What the exercise asks.
Extract all lines that hold "screenshot" from the records below.

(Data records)
------------------------------
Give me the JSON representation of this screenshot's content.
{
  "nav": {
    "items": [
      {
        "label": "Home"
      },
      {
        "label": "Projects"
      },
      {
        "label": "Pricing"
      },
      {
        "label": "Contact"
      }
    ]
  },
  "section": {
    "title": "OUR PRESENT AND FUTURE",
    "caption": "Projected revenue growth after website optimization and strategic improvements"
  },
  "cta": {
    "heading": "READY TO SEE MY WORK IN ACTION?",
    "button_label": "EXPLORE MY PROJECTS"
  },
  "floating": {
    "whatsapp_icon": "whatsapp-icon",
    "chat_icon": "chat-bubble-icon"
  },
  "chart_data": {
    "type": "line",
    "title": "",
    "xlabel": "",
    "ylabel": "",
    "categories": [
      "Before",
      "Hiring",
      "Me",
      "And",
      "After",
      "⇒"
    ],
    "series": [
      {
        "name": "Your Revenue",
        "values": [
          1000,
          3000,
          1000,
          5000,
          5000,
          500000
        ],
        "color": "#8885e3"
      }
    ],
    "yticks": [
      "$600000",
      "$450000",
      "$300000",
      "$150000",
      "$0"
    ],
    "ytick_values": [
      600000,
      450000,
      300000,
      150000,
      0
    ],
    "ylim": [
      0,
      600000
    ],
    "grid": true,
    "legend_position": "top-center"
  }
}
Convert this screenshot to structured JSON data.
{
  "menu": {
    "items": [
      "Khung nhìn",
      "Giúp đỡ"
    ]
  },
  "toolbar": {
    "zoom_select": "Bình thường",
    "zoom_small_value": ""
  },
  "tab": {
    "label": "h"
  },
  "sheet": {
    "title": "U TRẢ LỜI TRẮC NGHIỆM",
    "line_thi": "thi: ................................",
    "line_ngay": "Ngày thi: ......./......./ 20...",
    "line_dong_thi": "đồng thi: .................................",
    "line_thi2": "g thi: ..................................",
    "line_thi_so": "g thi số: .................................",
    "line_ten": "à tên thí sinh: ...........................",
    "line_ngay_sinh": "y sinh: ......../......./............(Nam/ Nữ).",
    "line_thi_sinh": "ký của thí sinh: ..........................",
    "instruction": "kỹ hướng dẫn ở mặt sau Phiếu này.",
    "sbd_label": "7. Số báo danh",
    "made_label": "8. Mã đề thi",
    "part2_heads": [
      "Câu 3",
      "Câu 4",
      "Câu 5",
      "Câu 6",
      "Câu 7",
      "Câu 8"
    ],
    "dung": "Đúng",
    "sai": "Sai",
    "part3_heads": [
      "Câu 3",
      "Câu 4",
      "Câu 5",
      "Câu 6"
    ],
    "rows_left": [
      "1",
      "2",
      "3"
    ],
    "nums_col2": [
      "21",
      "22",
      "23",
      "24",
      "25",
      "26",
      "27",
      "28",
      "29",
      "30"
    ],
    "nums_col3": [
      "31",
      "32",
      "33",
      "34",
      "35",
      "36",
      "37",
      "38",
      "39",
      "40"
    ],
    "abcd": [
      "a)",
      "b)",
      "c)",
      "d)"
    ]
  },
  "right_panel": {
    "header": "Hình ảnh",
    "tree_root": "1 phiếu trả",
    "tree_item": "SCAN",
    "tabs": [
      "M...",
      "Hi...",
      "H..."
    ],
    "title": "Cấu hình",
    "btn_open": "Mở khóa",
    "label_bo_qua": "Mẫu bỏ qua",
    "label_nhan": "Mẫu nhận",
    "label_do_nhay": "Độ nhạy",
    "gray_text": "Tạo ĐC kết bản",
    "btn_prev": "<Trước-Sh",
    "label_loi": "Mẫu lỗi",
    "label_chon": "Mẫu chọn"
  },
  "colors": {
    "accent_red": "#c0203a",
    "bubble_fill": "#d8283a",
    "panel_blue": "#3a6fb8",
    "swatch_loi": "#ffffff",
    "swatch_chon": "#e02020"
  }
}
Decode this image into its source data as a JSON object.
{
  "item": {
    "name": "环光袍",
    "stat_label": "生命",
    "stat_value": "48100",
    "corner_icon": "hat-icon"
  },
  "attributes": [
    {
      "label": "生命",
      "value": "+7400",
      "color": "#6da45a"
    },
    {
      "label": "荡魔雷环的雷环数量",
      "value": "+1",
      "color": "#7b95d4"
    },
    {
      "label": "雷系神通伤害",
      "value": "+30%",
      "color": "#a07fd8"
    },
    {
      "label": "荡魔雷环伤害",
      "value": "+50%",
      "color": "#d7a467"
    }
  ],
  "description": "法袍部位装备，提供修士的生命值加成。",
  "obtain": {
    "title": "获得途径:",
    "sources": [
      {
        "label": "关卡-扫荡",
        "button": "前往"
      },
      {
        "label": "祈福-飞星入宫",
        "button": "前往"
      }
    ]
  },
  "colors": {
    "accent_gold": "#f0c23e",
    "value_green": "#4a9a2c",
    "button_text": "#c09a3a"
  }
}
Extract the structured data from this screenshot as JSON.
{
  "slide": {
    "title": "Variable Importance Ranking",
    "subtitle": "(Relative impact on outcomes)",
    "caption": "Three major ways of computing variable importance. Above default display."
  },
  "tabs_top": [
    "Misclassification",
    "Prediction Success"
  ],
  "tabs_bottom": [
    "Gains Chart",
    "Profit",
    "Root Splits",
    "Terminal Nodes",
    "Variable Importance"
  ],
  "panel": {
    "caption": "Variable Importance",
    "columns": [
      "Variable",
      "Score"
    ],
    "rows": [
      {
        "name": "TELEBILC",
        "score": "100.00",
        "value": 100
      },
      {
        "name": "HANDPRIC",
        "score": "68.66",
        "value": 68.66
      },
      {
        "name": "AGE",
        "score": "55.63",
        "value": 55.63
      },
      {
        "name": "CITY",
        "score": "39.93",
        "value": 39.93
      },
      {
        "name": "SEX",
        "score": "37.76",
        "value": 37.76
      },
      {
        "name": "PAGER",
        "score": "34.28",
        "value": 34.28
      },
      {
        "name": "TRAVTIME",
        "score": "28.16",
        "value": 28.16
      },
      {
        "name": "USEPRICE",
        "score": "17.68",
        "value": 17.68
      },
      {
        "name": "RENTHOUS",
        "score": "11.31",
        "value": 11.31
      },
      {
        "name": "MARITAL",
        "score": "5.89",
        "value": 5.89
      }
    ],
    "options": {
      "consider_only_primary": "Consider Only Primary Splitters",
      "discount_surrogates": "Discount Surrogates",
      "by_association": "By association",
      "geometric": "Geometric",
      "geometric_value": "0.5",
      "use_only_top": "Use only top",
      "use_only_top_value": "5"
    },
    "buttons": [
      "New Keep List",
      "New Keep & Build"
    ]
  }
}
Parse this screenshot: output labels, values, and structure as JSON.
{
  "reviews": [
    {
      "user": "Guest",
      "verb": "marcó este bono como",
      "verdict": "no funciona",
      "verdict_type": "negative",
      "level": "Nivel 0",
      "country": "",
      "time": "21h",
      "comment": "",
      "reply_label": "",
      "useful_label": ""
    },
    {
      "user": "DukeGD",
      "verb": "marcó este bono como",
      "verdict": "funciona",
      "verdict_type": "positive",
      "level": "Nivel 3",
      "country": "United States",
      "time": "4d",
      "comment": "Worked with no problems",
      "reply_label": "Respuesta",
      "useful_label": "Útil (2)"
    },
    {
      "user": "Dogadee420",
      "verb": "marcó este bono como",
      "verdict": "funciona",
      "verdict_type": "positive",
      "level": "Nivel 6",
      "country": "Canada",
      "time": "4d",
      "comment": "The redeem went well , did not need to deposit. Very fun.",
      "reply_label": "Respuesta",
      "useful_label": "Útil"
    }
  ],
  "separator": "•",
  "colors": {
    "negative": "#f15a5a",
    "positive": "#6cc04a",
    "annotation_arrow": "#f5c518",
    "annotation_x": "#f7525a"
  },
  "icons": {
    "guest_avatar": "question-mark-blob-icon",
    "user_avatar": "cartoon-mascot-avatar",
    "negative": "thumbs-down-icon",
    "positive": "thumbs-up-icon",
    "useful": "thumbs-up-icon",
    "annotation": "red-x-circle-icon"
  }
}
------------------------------
Solution for this exercise.
Give me the JSON representation of this screenshot's content.
Convert this screenshot to structured JSON data.
Extract the structured data from this screenshot as JSON.
Parse this screenshot: output labels, values, and structure as JSON.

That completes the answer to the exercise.